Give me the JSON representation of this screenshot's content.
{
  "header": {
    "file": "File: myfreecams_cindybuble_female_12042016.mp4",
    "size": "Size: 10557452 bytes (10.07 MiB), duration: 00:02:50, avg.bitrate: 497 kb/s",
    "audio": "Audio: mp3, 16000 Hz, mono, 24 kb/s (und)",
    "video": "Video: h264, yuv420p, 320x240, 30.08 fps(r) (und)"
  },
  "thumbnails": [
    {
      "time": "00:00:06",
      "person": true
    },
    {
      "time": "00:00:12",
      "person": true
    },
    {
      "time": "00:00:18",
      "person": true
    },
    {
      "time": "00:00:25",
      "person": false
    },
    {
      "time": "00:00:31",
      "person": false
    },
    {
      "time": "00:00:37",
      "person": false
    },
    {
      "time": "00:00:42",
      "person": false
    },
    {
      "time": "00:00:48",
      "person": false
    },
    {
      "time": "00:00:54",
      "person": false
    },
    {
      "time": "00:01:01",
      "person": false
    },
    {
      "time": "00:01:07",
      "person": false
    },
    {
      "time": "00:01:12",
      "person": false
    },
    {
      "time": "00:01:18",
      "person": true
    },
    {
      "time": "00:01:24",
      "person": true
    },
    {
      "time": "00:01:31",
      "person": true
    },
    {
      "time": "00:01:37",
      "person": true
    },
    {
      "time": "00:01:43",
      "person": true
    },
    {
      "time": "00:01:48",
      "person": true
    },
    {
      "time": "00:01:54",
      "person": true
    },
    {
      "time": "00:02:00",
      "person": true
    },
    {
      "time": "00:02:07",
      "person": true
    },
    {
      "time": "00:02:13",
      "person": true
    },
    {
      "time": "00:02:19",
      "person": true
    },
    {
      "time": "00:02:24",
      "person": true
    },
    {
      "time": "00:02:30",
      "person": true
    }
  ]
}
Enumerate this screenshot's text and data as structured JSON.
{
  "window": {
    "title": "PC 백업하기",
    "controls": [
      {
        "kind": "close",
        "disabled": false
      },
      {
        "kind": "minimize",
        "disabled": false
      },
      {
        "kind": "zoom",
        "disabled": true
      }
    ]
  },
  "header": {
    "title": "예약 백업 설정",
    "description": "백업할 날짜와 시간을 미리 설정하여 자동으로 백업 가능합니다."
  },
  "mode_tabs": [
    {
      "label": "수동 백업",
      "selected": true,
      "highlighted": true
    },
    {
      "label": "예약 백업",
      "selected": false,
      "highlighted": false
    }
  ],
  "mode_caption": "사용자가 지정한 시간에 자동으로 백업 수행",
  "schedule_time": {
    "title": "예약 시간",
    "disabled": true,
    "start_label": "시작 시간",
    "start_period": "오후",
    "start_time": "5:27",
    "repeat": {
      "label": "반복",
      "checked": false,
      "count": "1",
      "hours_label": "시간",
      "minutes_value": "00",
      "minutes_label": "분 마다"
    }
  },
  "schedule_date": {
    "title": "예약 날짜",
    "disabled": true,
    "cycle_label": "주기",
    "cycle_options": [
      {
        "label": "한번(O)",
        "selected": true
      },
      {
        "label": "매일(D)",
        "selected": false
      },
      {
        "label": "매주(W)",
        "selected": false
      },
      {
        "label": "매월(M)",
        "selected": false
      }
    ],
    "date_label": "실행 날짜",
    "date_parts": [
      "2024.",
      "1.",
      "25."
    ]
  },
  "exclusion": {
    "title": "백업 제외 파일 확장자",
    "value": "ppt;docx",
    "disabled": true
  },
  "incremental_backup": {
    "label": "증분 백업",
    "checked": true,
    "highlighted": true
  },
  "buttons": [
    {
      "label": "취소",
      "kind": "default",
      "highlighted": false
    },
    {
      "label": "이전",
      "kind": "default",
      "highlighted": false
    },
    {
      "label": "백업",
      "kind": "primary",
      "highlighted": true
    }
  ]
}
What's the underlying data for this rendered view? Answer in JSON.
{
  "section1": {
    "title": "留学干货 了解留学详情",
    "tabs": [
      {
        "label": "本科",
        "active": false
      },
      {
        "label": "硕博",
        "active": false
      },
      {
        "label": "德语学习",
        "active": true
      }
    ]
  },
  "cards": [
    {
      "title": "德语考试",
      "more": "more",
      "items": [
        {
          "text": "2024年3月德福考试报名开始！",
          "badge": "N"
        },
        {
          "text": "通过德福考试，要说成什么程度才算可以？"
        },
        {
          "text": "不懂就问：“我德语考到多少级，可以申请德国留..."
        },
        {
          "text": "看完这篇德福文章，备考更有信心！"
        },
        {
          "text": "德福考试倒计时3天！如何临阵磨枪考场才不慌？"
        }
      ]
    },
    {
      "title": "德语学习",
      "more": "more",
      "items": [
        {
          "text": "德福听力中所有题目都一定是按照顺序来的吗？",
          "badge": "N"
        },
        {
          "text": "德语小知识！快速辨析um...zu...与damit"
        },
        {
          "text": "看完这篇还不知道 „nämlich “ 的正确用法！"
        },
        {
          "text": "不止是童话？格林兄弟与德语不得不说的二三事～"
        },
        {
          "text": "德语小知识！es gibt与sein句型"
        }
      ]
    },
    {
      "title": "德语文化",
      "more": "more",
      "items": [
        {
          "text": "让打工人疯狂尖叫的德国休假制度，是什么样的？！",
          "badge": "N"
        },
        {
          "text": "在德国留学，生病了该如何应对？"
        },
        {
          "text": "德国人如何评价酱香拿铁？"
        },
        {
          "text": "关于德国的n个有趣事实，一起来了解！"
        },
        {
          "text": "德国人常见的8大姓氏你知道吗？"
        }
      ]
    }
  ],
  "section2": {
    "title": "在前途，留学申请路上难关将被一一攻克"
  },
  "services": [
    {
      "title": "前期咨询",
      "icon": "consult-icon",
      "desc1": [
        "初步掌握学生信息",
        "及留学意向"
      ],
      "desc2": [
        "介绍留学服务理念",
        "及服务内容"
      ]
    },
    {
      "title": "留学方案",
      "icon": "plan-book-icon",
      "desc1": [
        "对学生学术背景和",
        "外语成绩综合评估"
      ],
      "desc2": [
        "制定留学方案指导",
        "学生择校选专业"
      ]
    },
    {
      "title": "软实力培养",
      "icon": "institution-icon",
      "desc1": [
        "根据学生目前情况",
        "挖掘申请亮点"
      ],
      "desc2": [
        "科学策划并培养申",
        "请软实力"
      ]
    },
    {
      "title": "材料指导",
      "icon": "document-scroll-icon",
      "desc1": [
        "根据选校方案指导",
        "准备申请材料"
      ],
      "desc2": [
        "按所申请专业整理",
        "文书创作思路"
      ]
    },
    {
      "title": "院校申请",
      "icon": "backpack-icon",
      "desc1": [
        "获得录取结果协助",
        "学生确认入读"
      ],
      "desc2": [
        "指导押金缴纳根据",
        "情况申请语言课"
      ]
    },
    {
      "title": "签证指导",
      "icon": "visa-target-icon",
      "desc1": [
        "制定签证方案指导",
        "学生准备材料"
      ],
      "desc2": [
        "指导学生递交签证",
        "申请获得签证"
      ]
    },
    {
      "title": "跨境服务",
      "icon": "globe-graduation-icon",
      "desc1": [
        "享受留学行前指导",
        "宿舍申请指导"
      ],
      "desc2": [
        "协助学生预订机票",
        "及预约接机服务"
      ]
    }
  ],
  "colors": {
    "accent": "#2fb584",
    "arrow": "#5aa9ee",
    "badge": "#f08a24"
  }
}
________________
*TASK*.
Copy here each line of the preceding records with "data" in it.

*ANSWER FOR THIS EXERCISE*.
Enumerate this screenshot's text and data as structured JSON.
What's the underlying data for this rendered view? Answer in JSON.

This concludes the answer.